The rest of the film is largely devoted to both farcical and dramatic consequences of this new secret in Claire's life with delightfully surprising beats amply peppered across the character arcs. Demoustier proves rather masterful in delineating Claire's internal confusions and hypocrisies, especially and most amusingly her illicit hypocritial thrills in having a new girlfriend at all (the prelude makes amply obvious that Laura and Claire were so devoted and happy together that they didn't cultivate other friendships). But full warning: the film is way too comically provocative and politically incorrect to please the easily offended which many in the LGBT community seem to be of late. Claire for example thinks 'gays are fine, trannys are not!' in one joke that goes over well in context but will surely offend out of it and calls David "sick" while still encouraging him to do it. David isn't as certain of what his gender fluidity means to be a role model for any political agenda. And Gilles ignores ambiguities and is convinced that David is just gay, always has been.

Though Romain Duris has long since proved his worth as a leading man, his screen attraction is entirely masculine, so I'll admit that it was easy to wonder what the film would have been like had the more beautiful Personnaez considered his inner woman instead. Would it have dulled the surprise or the comedy or made Claire's confusing situation between the two men in her life and this new girlfriend more believable?  Who can say? The time jumped epilogue leaves things both tied neatly up and slightly ambiguous as to what went down between the climax and the credits roll but by that time we know the characters well enough to draw our own conclusions. B

previously at TIFF


Friday
Aug292014

'Common Threads', and Oscar's History with LGBT Documentaries

Today is Wear It Purple Day, which asks people to simply wear the color purple in support of LGBT equality. It's appropriate then that we continue our celebration of 1989 today with a look at that year's Oscar winner for Best Documentary. Glenn is joined in a conversation by friend of The Film Experience and doco-expert Daniel Walber, writer for Nonfics and Film School Rejects.

Glenn: Daniel, thank you for joining us. While I would obviously love to hear your thoughts on the film, I think I would be just as interested to hear about how well you think Common Threads: Stories from the Quilt sits amongst Oscar's documentary history. So few films about gay issues have even been nominated, yet alone won (the only other winner of its kind is The Times of Harvey Milk, also by Rob Epstein), but does Common Threads hold up as a winner? And furthermore, given just one year later they ignored Paris is Burning, does it strike you as just a case of voters simply going for a subject matter that they felt was Important and Worthy rather than any genuine interest in LGBT issues?

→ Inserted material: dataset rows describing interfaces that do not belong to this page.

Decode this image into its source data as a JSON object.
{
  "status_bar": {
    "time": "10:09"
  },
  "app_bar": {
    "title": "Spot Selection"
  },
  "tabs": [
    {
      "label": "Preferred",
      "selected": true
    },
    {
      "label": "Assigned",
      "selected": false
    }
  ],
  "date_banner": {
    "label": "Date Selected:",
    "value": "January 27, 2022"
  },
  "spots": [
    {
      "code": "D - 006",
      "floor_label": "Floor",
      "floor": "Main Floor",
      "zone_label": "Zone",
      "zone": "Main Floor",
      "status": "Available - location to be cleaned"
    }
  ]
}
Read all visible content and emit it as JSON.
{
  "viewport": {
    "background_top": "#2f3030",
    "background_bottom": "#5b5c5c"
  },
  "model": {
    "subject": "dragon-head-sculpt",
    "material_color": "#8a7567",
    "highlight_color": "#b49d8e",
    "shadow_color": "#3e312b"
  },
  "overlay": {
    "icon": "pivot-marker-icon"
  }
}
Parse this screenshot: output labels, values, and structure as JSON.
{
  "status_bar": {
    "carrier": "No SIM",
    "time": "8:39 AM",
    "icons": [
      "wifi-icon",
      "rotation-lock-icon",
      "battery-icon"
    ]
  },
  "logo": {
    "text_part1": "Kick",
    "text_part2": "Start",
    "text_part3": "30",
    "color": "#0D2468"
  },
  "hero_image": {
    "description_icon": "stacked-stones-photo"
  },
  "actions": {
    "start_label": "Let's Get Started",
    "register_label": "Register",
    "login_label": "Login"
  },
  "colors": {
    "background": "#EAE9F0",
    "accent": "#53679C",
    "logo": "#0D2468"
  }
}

Daniel: That's a fascinating question. I'm not sure a movie with the precise scope and loose style of Paris Is Burning would have appealed to the Academy no matter what it was about. They didn't go for Grey Gardens either. Common Threads was definitely helped by the gravity and capital-I Importance of its subject, but I also think it holds up well as a film. Epstein knows what he’s doing, and this one has just as powerful an emotional arc as Harvey Milk. The device of zooming in on panels of the quilt to introduce stories feels a tad schlocky at first, particularly with the Bobby McFerrin music underneath, but it wasn’t long before I was won over by its genuine affection and understanding for its subjects. Perhaps there’s some consternation that it beat For All Mankind [for the Oscar], which I know still has a great reputation (I haven’t seen it), but I do think Common Threads deserved the attention.

How to Survive a Plague, The Celluloid Closet and Film vs TV after the jump.

Click to read more ...